Dataset content:
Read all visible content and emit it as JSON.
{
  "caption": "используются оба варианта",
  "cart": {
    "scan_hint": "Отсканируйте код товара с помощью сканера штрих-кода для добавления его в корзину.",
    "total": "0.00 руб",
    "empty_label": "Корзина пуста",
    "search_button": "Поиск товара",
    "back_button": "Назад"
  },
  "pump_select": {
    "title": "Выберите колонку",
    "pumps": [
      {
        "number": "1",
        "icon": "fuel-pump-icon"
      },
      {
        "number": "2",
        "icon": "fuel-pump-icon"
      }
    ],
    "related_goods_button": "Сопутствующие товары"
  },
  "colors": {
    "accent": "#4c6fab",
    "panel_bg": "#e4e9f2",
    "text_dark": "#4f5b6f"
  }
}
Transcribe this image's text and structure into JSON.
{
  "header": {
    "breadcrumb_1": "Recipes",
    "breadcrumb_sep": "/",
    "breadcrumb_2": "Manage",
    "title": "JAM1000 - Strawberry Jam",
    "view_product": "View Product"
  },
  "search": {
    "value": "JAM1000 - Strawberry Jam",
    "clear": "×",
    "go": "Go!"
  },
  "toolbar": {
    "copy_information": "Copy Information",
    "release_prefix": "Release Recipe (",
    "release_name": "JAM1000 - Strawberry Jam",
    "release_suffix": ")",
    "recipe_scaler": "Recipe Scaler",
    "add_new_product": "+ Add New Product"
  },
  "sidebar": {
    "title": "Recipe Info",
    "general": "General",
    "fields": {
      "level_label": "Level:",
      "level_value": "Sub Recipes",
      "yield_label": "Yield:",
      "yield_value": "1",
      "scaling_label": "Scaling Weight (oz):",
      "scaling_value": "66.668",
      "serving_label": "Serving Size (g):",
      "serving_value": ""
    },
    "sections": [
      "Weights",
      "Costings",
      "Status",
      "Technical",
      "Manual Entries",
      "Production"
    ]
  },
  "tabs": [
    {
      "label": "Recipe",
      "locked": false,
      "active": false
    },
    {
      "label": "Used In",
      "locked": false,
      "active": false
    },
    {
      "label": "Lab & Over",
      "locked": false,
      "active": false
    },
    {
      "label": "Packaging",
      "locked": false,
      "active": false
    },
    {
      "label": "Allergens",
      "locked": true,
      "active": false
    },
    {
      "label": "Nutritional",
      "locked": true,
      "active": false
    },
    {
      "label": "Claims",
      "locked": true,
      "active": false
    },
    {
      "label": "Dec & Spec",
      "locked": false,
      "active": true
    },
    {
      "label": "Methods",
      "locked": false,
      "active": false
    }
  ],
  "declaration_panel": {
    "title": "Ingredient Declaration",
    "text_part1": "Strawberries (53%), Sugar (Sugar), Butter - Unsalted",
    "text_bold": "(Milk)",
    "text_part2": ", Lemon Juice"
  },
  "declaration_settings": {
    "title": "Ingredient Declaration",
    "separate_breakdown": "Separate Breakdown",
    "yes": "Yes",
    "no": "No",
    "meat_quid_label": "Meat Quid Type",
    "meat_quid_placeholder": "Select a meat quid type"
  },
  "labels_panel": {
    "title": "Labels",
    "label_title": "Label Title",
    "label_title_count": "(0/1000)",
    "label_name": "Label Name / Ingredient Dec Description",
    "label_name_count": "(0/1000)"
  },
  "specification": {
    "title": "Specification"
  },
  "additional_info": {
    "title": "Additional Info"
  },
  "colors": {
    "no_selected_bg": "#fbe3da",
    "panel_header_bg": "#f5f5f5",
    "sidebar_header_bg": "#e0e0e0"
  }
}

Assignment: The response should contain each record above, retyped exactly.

The answer:
Read all visible content and emit it as JSON.
{
  "caption": "используются оба варианта",
  "cart": {
    "scan_hint": "Отсканируйте код товара с помощью сканера штрих-кода для добавления его в корзину.",
    "total": "0.00 руб",
    "empty_label": "Корзина пуста",
    "search_button": "Поиск товара",
    "back_button": "Назад"
  },
  "pump_select": {
    "title": "Выберите колонку",
    "pumps": [
      {
        "number": "1",
        "icon": "fuel-pump-icon"
      },
      {
        "number": "2",
        "icon": "fuel-pump-icon"
      }
    ],
    "related_goods_button": "Сопутствующие товары"
  },
  "colors": {
    "accent": "#4c6fab",
    "panel_bg": "#e4e9f2",
    "text_dark": "#4f5b6f"
  }
}
Transcribe this image's text and structure into JSON.
{
  "header": {
    "breadcrumb_1": "Recipes",
    "breadcrumb_sep": "/",
    "breadcrumb_2": "Manage",
    "title": "JAM1000 - Strawberry Jam",
    "view_product": "View Product"
  },
  "search": {
    "value": "JAM1000 - Strawberry Jam",
    "clear": "×",
    "go": "Go!"
  },
  "toolbar": {
    "copy_information": "Copy Information",
    "release_prefix": "Release Recipe (",
    "release_name": "JAM1000 - Strawberry Jam",
    "release_suffix": ")",
    "recipe_scaler": "Recipe Scaler",
    "add_new_product": "+ Add New Product"
  },
  "sidebar": {
    "title": "Recipe Info",
    "general": "General",
    "fields": {
      "level_label": "Level:",
      "level_value": "Sub Recipes",
      "yield_label": "Yield:",
      "yield_value": "1",
      "scaling_label": "Scaling Weight (oz):",
      "scaling_value": "66.668",
      "serving_label": "Serving Size (g):",
      "serving_value": ""
    },
    "sections": [
      "Weights",
      "Costings",
      "Status",
      "Technical",
      "Manual Entries",
      "Production"
    ]
  },
  "tabs": [
    {
      "label": "Recipe",
      "locked": false,
      "active": false
    },
    {
      "label": "Used In",
      "locked": false,
      "active": false
    },
    {
      "label": "Lab & Over",
      "locked": false,
      "active": false
    },
    {
      "label": "Packaging",
      "locked": false,
      "active": false
    },
    {
      "label": "Allergens",
      "locked": true,
      "active": false
    },
    {
      "label": "Nutritional",
      "locked": true,
      "active": false
    },
    {
      "label": "Claims",
      "locked": true,
      "active": false
    },
    {
      "label": "Dec & Spec",
      "locked": false,
      "active": true
    },
    {
      "label": "Methods",
      "locked": false,
      "active": false
    }
  ],
  "declaration_panel": {
    "title": "Ingredient Declaration",
    "text_part1": "Strawberries (53%), Sugar (Sugar), Butter - Unsalted",
    "text_bold": "(Milk)",
    "text_part2": ", Lemon Juice"
  },
  "declaration_settings": {
    "title": "Ingredient Declaration",
    "separate_breakdown": "Separate Breakdown",
    "yes": "Yes",
    "no": "No",
    "meat_quid_label": "Meat Quid Type",
    "meat_quid_placeholder": "Select a meat quid type"
  },
  "labels_panel": {
    "title": "Labels",
    "label_title": "Label Title",
    "label_title_count": "(0/1000)",
    "label_name": "Label Name / Ingredient Dec Description",
    "label_name_count": "(0/1000)"
  },
  "specification": {
    "title": "Specification"
  },
  "additional_info": {
    "title": "Additional Info"
  },
  "colors": {
    "no_selected_bg": "#fbe3da",
    "panel_header_bg": "#f5f5f5",
    "sidebar_header_bg": "#e0e0e0"
  }
}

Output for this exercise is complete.